Bukchon Hanok Village at Sunset

Bukchon Hanok Village | South Korea

The Bukchon Hanok Village is a historic Korean neighbourhood in Seoul, South Korea. The community is known for its Hanok, which are old Korean homes that have been kept in good shape for decades. Tourists visit the village to explore the small passageways, admire the old buildings, and learn about the area’s culture and history.

Visitors love taking pictures in Bukchon Hanok Village, where they can take pictures of the traditional houses and narrow alleyways. Visitors can also immerse themselves in traditional Korean culture by visiting one of the village’s many museums or cultural centres, where they can learn about the region’s history and culture.

In the hamlet, there are also a number of traditional Korean restaurants and cafes where people can eat and drink Korean food and drinks. The village is also a fantastic place to purchase traditional Korean items such as pottery, calligraphy, and traditional clothing.

Overall, Bukchon Hanok Village is a must-see for everyone interested in culture, history, and traditional architecture. It’s a great chance to learn about traditional Korean culture while looking at the beautiful traditional houses and narrow paths in the village.

Kyoto - Sanneizaka

Sanneizaka | Japan

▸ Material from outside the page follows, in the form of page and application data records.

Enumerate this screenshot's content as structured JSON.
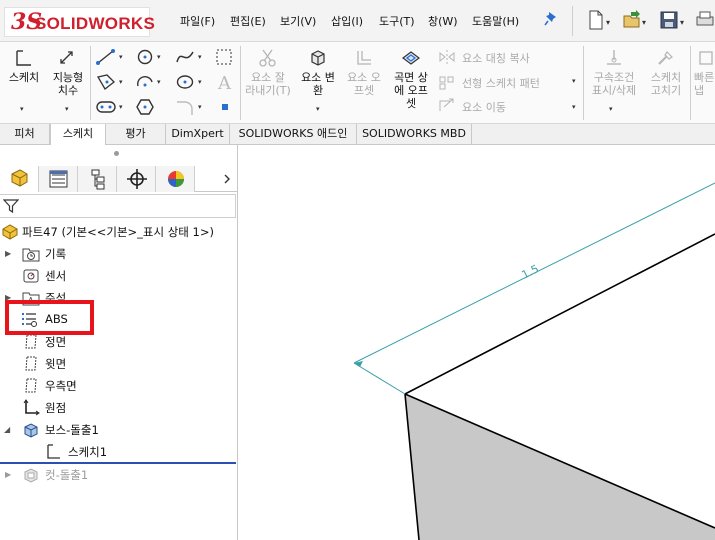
{
  "app": {
    "logo_prefix": "3S",
    "logo_text": "SOLIDWORKS"
  },
  "menu": [
    "파일(F)",
    "편집(E)",
    "보기(V)",
    "삽입(I)",
    "도구(T)",
    "창(W)",
    "도움말(H)"
  ],
  "toolbar_icons": [
    "new-document-icon",
    "open-icon",
    "save-icon",
    "print-icon"
  ],
  "ribbon": {
    "sketch": "스케치",
    "smart_dimension": [
      "지능형",
      "치수"
    ],
    "trim": [
      "요소 잘",
      "라내기(T)"
    ],
    "convert": [
      "요소 변",
      "환"
    ],
    "offset": [
      "요소 오",
      "프셋"
    ],
    "surface_offset": [
      "곡면 상",
      "에 오프",
      "셋"
    ],
    "mirror": "요소 대칭 복사",
    "linear_pattern": "선형 스케치 패턴",
    "move": "요소 이동",
    "relations": [
      "구속조건",
      "표시/삭제"
    ],
    "repair": [
      "스케치",
      "고치기"
    ],
    "quick_snaps": [
      "빠른",
      "냅"
    ]
  },
  "tabs": [
    "피처",
    "스케치",
    "평가",
    "DimXpert",
    "SOLIDWORKS 애드인",
    "SOLIDWORKS MBD"
  ],
  "active_tab": "스케치",
  "tree": {
    "root": "파트47  (기본<<기본>_표시 상태 1>)",
    "items": [
      {
        "label": "기록",
        "expandable": true
      },
      {
        "label": "센서",
        "expandable": false
      },
      {
        "label": "주석",
        "expandable": true
      },
      {
        "label": "ABS",
        "expandable": false
      },
      {
        "label": "정면",
        "expandable": false
      },
      {
        "label": "윗면",
        "expandable": false
      },
      {
        "label": "우측면",
        "expandable": false
      },
      {
        "label": "원점",
        "expandable": false
      },
      {
        "label": "보스-돌출1",
        "expandable": true,
        "expanded": true
      },
      {
        "label": "스케치1",
        "expandable": false
      },
      {
        "label": "컷-돌출1",
        "expandable": true,
        "suppressed": true
      }
    ]
  },
  "viewport": {
    "dimension_label": "1.5"
  },
  "colors": {
    "brand": "#d0202e",
    "highlight": "#e8141b",
    "dimension": "#3aa0a8",
    "rollback": "#2d4fb3",
    "face": "#c8c8c8"
  }
}
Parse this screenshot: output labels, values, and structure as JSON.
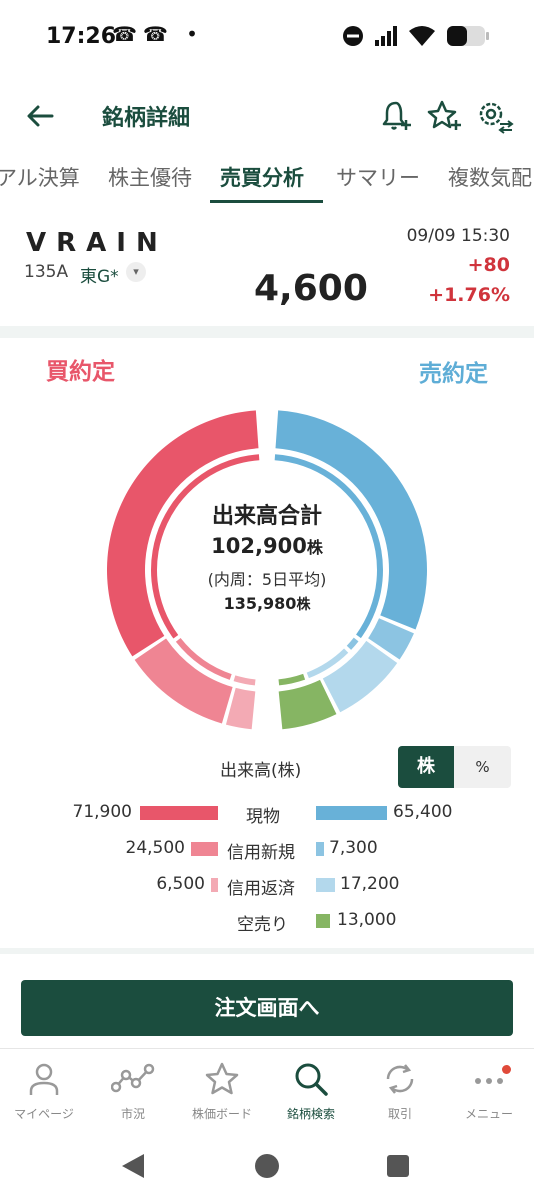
{
  "status_bar": {
    "time": "17:26",
    "left_icons": "☎☎ •"
  },
  "header": {
    "title": "銘柄詳細"
  },
  "tabs": [
    {
      "label": "アル決算"
    },
    {
      "label": "株主優待"
    },
    {
      "label": "売買分析"
    },
    {
      "label": "サマリー"
    },
    {
      "label": "複数気配"
    }
  ],
  "stock": {
    "name": "VRAIN",
    "code": "135A",
    "market": "東G*",
    "datetime": "09/09 15:30",
    "change": "+80",
    "change_pct": "+1.76%",
    "price": "4,600"
  },
  "analysis": {
    "buy_label": "買約定",
    "sell_label": "売約定",
    "center_title": "出来高合計",
    "total_volume": "102,900",
    "unit": "株",
    "inner_caption": "(内周：5日平均)",
    "avg_volume": "135,980",
    "volume_label": "出来高(株)",
    "toggle_shares": "株",
    "toggle_percent": "%",
    "rows": [
      {
        "left": "71,900",
        "category": "現物",
        "right": "65,400"
      },
      {
        "left": "24,500",
        "category": "信用新規",
        "right": "7,300"
      },
      {
        "left": "6,500",
        "category": "信用返済",
        "right": "17,200"
      },
      {
        "left": "",
        "category": "空売り",
        "right": "13,000"
      }
    ],
    "colors": {
      "buy_cash": "#e8566a",
      "buy_margin_new": "#ef8593",
      "buy_margin_close": "#f3aab4",
      "sell_cash": "#68b1d8",
      "sell_margin_new": "#8cc4e2",
      "sell_margin_close": "#b3d8ec",
      "short_sell": "#86b563"
    }
  },
  "chart_data": {
    "type": "pie",
    "title": "出来高合計",
    "outer_ring": {
      "buy": [
        {
          "name": "現物",
          "value": 71900
        },
        {
          "name": "信用新規",
          "value": 24500
        },
        {
          "name": "信用返済",
          "value": 6500
        }
      ],
      "sell": [
        {
          "name": "現物",
          "value": 65400
        },
        {
          "name": "信用新規",
          "value": 7300
        },
        {
          "name": "信用返済",
          "value": 17200
        },
        {
          "name": "空売り",
          "value": 13000
        }
      ]
    },
    "inner_ring_5day_avg_total": 135980
  },
  "order_button": {
    "label": "注文画面へ"
  },
  "bottom_nav": [
    {
      "label": "マイページ",
      "icon": "person-icon"
    },
    {
      "label": "市況",
      "icon": "market-icon"
    },
    {
      "label": "株価ボード",
      "icon": "star-icon"
    },
    {
      "label": "銘柄検索",
      "icon": "search-icon"
    },
    {
      "label": "取引",
      "icon": "refresh-icon"
    },
    {
      "label": "メニュー",
      "icon": "more-icon"
    }
  ]
}
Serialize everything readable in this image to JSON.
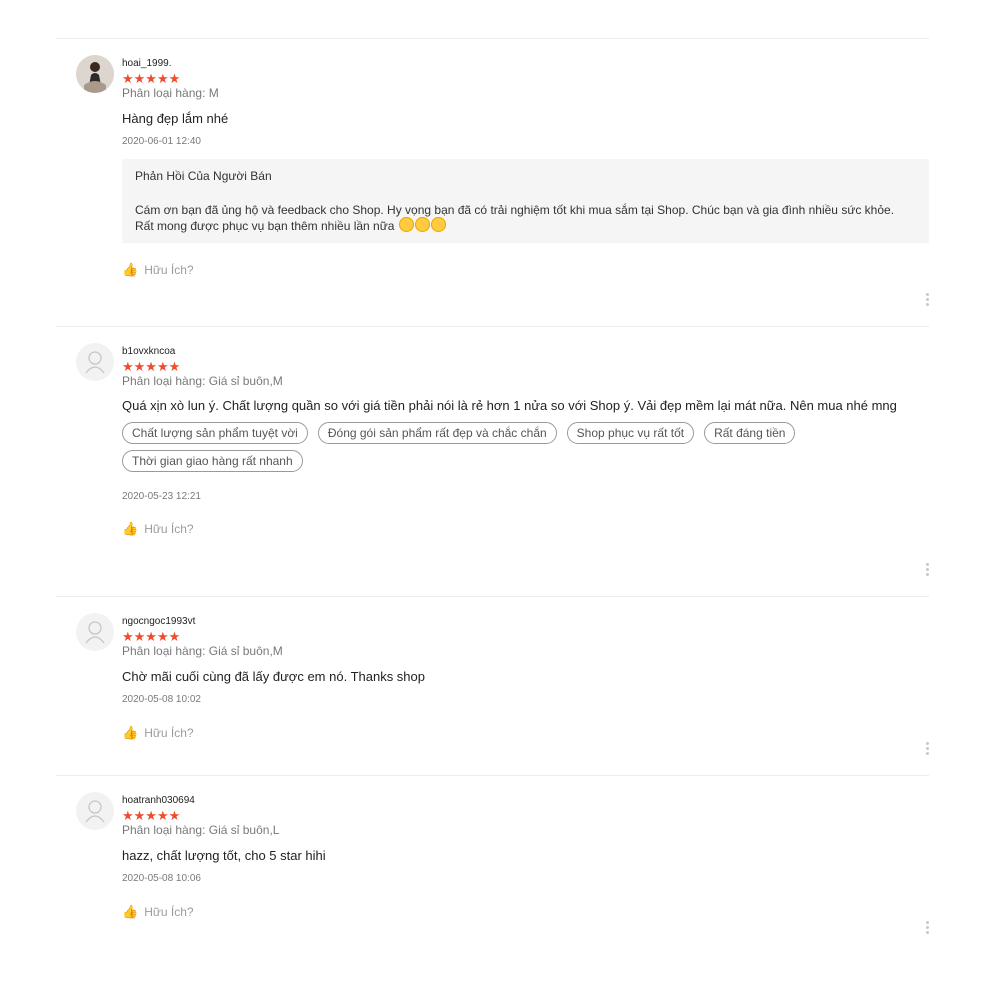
{
  "reviews": [
    {
      "username": "hoai_1999.",
      "stars": "★★★★★",
      "variation": "Phân loại hàng: M",
      "comment": "Hàng đẹp lắm nhé",
      "time": "2020-06-01 12:40",
      "reply": {
        "title": "Phản Hồi Của Người Bán",
        "text": "Cám ơn bạn đã ủng hộ và feedback cho Shop. Hy vọng bạn đã có trải nghiệm tốt khi mua sắm tại Shop. Chúc bạn và gia đình nhiều sức khỏe. Rất mong được phục vụ bạn thêm nhiều lần nữa"
      },
      "helpful": "Hữu Ích?"
    },
    {
      "username": "b1ovxkncoa",
      "stars": "★★★★★",
      "variation": "Phân loại hàng: Giá sỉ buôn,M",
      "comment": "Quá xịn xò lun ý. Chất lượng quần so với giá tiền phải nói là rẻ hơn 1 nửa so với Shop ý. Vải đẹp mềm lại mát nữa. Nên mua nhé mng",
      "tags": [
        "Chất lượng sản phẩm tuyệt vời",
        "Đóng gói sản phẩm rất đẹp và chắc chắn",
        "Shop phục vụ rất tốt",
        "Rất đáng tiền",
        "Thời gian giao hàng rất nhanh"
      ],
      "time": "2020-05-23 12:21",
      "helpful": "Hữu Ích?"
    },
    {
      "username": "ngocngoc1993vt",
      "stars": "★★★★★",
      "variation": "Phân loại hàng: Giá sỉ buôn,M",
      "comment": "Chờ mãi cuối cùng đã lấy được em nó. Thanks shop",
      "time": "2020-05-08 10:02",
      "helpful": "Hữu Ích?"
    },
    {
      "username": "hoatranh030694",
      "stars": "★★★★★",
      "variation": "Phân loại hàng: Giá sỉ buôn,L",
      "comment": "hazz, chất lượng tốt, cho 5 star hihi",
      "time": "2020-05-08 10:06",
      "helpful": "Hữu Ích?"
    }
  ],
  "colors": {
    "star": "#ee4d2d",
    "reply_bg": "#f5f5f5",
    "divider": "#ececec"
  },
  "icons": [
    "default-avatar-icon",
    "thumbs-up-icon",
    "more-vertical-icon",
    "kissing-emoji-icon"
  ]
}
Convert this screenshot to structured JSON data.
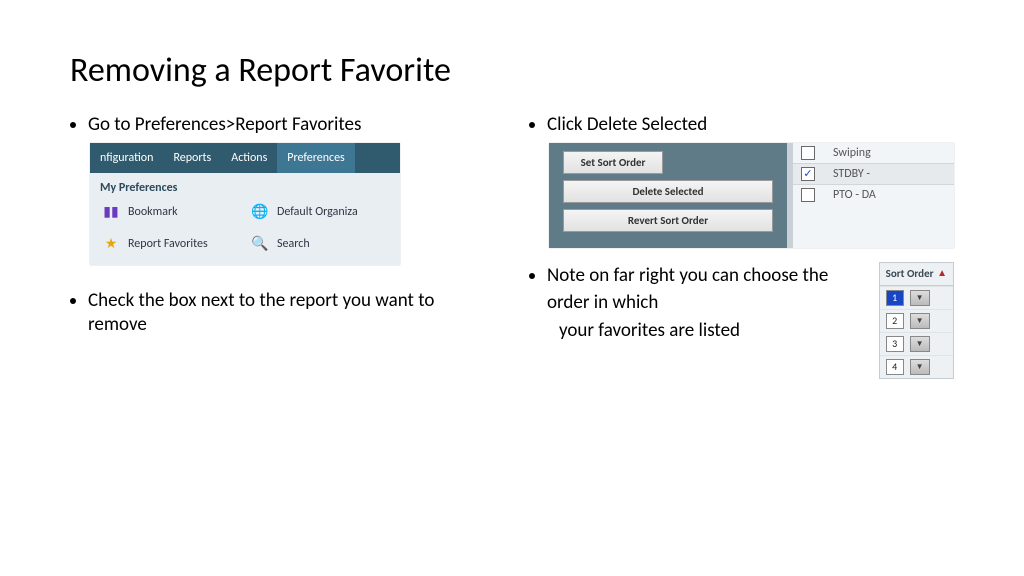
{
  "title": "Removing a Report Favorite",
  "left": {
    "bullet1": "Go to Preferences>Report Favorites",
    "bullet2": "Check the box next to the report you want to remove"
  },
  "right": {
    "bullet1": "Click Delete Selected",
    "bullet2a": "Note on far right you can choose the order in which",
    "bullet2b": "your favorites are listed"
  },
  "nav": {
    "items": [
      "nfiguration",
      "Reports",
      "Actions",
      "Preferences"
    ]
  },
  "prefs": {
    "heading": "My Preferences",
    "items": [
      {
        "label": "Bookmark"
      },
      {
        "label": "Default Organiza"
      },
      {
        "label": "Report Favorites"
      },
      {
        "label": "Search"
      }
    ]
  },
  "buttons": {
    "set": "Set Sort Order",
    "delete": "Delete Selected",
    "revert": "Revert Sort Order"
  },
  "rows": [
    {
      "checked": false,
      "label": "Swiping"
    },
    {
      "checked": true,
      "label": "STDBY -"
    },
    {
      "checked": false,
      "label": "PTO - DA"
    }
  ],
  "sort": {
    "heading": "Sort Order",
    "values": [
      "1",
      "2",
      "3",
      "4"
    ]
  }
}
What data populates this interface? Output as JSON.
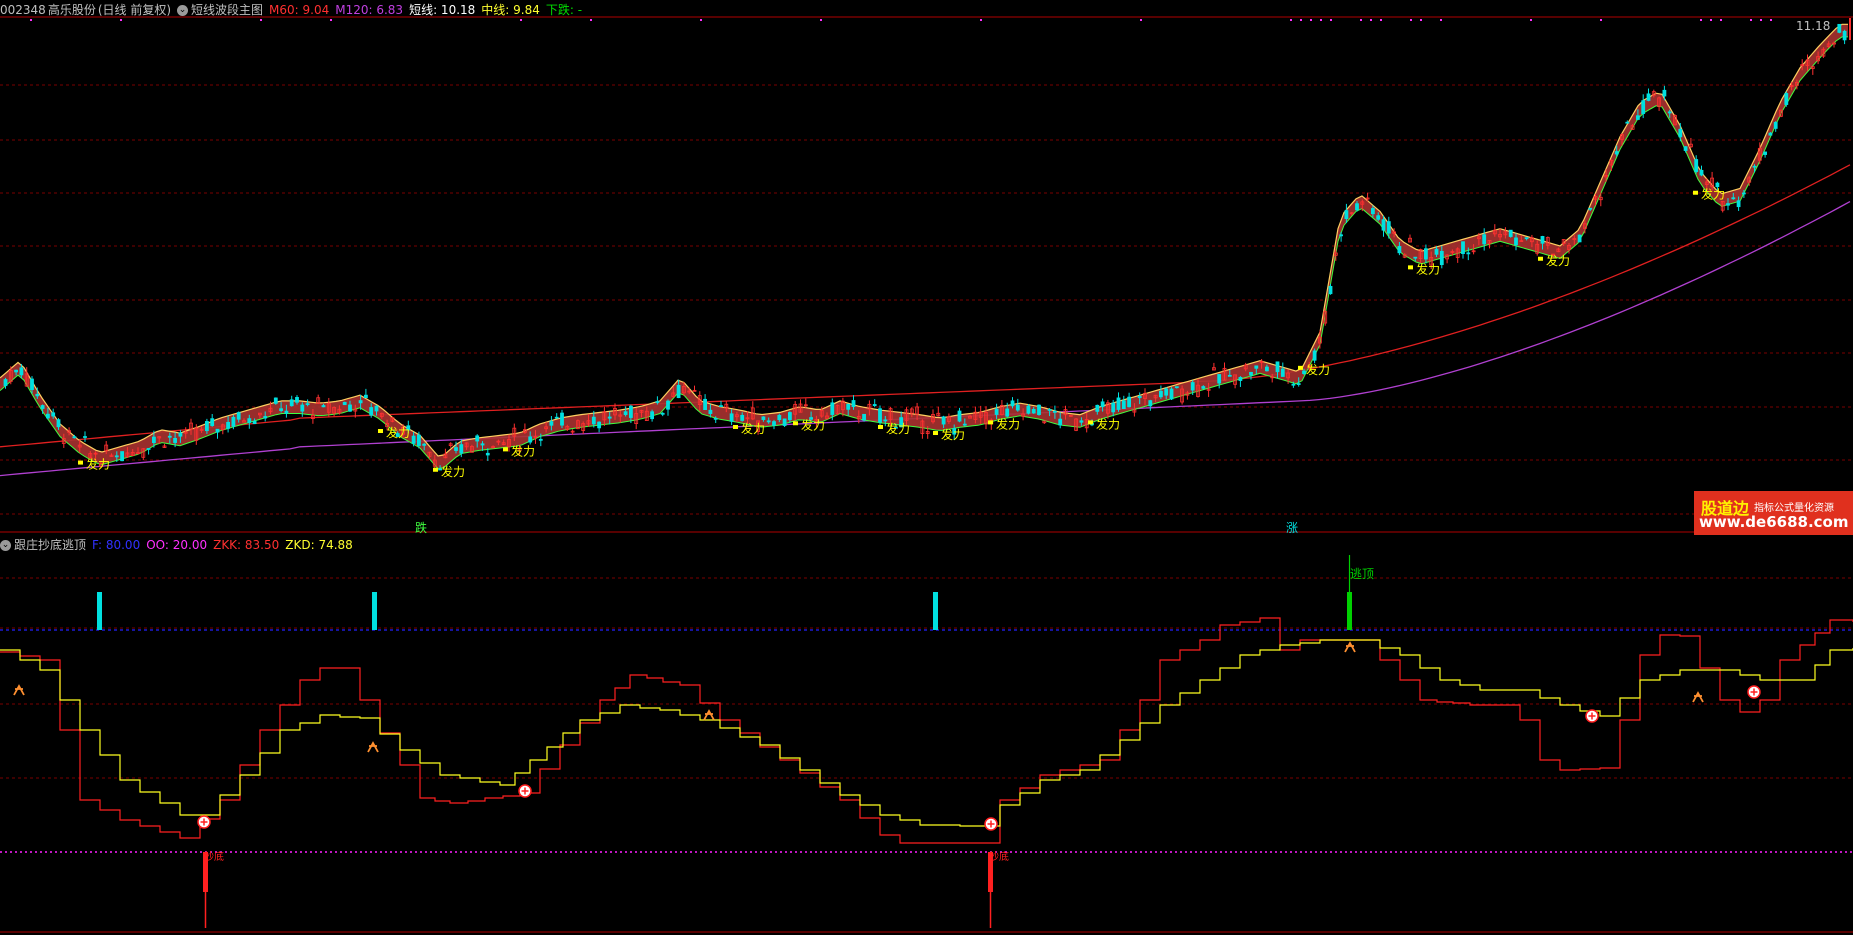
{
  "main_panel": {
    "stock_code": "002348",
    "stock_name": "高乐股份",
    "period": "(日线 前复权)",
    "indicator_name": "短线波段主图",
    "m60_label": "M60: 9.04",
    "m120_label": "M120: 6.83",
    "short_label": "短线: 10.18",
    "mid_label": "中线: 9.84",
    "down_label": "下跌: -",
    "price_max_label": "11.18",
    "signal_label": "发力",
    "bottom_markers": [
      "跌",
      "涨"
    ],
    "colors": {
      "up": "#ff3030",
      "down": "#00e0e0",
      "m60": "#e02020",
      "m120": "#b040d0",
      "band": "#a83230",
      "line_short": "#ffd060",
      "line_mid": "#ffffff",
      "signal": "#ffff00",
      "grid": "#7a0000"
    }
  },
  "sub_panel": {
    "title": "跟庄抄底逃顶",
    "f_label": "F: 80.00",
    "oo_label": "OO: 20.00",
    "zkk_label": "ZKK: 83.50",
    "zkd_label": "ZKD: 74.88",
    "top_escape_label": "逃顶",
    "bottom_label": "抄底",
    "colors": {
      "zkk": "#ff2020",
      "zkd": "#ffff20",
      "f": "#2020ff",
      "oo": "#ff20ff",
      "cyan": "#00e0e0",
      "green": "#00d000"
    }
  },
  "watermark": {
    "brand": "股道边",
    "tagline": "指标公式量化资源",
    "url": "www.de6688.com"
  },
  "chart_data": [
    {
      "type": "candlestick",
      "title": "短线波段主图",
      "series": [
        {
          "name": "M60",
          "values": [
            8.0,
            8.05,
            8.1,
            8.12,
            8.15,
            8.18,
            8.2,
            8.25,
            8.3,
            8.4,
            8.6,
            8.85,
            9.04
          ]
        },
        {
          "name": "M120",
          "values": [
            7.6,
            7.65,
            7.7,
            7.75,
            7.8,
            7.85,
            7.9,
            7.95,
            8.05,
            8.2,
            8.5,
            8.7,
            6.83
          ]
        },
        {
          "name": "短线",
          "values": [
            7.6,
            7.8,
            7.7,
            7.9,
            7.85,
            7.95,
            7.9,
            8.2,
            9.7,
            9.7,
            10.5,
            9.2,
            10.18
          ]
        },
        {
          "name": "中线",
          "values": [
            7.6,
            7.75,
            7.68,
            7.85,
            7.82,
            7.9,
            7.88,
            8.1,
            9.5,
            9.6,
            10.3,
            9.3,
            9.84
          ]
        }
      ],
      "ylim": [
        7.0,
        11.18
      ]
    },
    {
      "type": "line",
      "title": "跟庄抄底逃顶",
      "series": [
        {
          "name": "ZKK",
          "values": [
            80,
            40,
            20,
            15,
            45,
            65,
            40,
            25,
            55,
            68,
            52,
            38,
            15,
            10,
            40,
            70,
            88,
            85,
            60,
            58,
            40,
            72,
            52,
            83.5
          ]
        },
        {
          "name": "ZKD",
          "values": [
            75,
            55,
            35,
            25,
            40,
            50,
            48,
            30,
            45,
            58,
            55,
            45,
            30,
            18,
            30,
            55,
            75,
            80,
            68,
            62,
            55,
            62,
            58,
            74.88
          ]
        },
        {
          "name": "F",
          "values": [
            80
          ]
        },
        {
          "name": "OO",
          "values": [
            20
          ]
        }
      ],
      "ylim": [
        0,
        100
      ]
    }
  ]
}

Sanneizaka is a historic stone-paved slope in Kyoto, Japan’s Higashiyama district. It is known for its beautiful, traditional atmosphere and its beautiful, well-kept wooden buildings from the Edo period. The slope is a great place to learn about Kyoto’s traditional culture and see the beautiful architecture of the city.

Sanneizaka is full of traditional shops, tea houses, and restaurants where tourists can get a taste of traditional Japanese culture and buy things like pottery, textiles, and souvenirs. Visitors can also visit adjacent temples such as Yasaka Shrine and Kiyomizu-dera, both of which are UNESCO World Heritage Sites.

When you go to Sanneizaka, you can learn a lot about Kyoto’s traditional culture and also see some beautiful buildings and enjoy the peaceful atmosphere of the hill. It’s a must-see for everyone interested in history, culture, and architecture, and it’s a terrific way to explore the traditional side of Kyoto.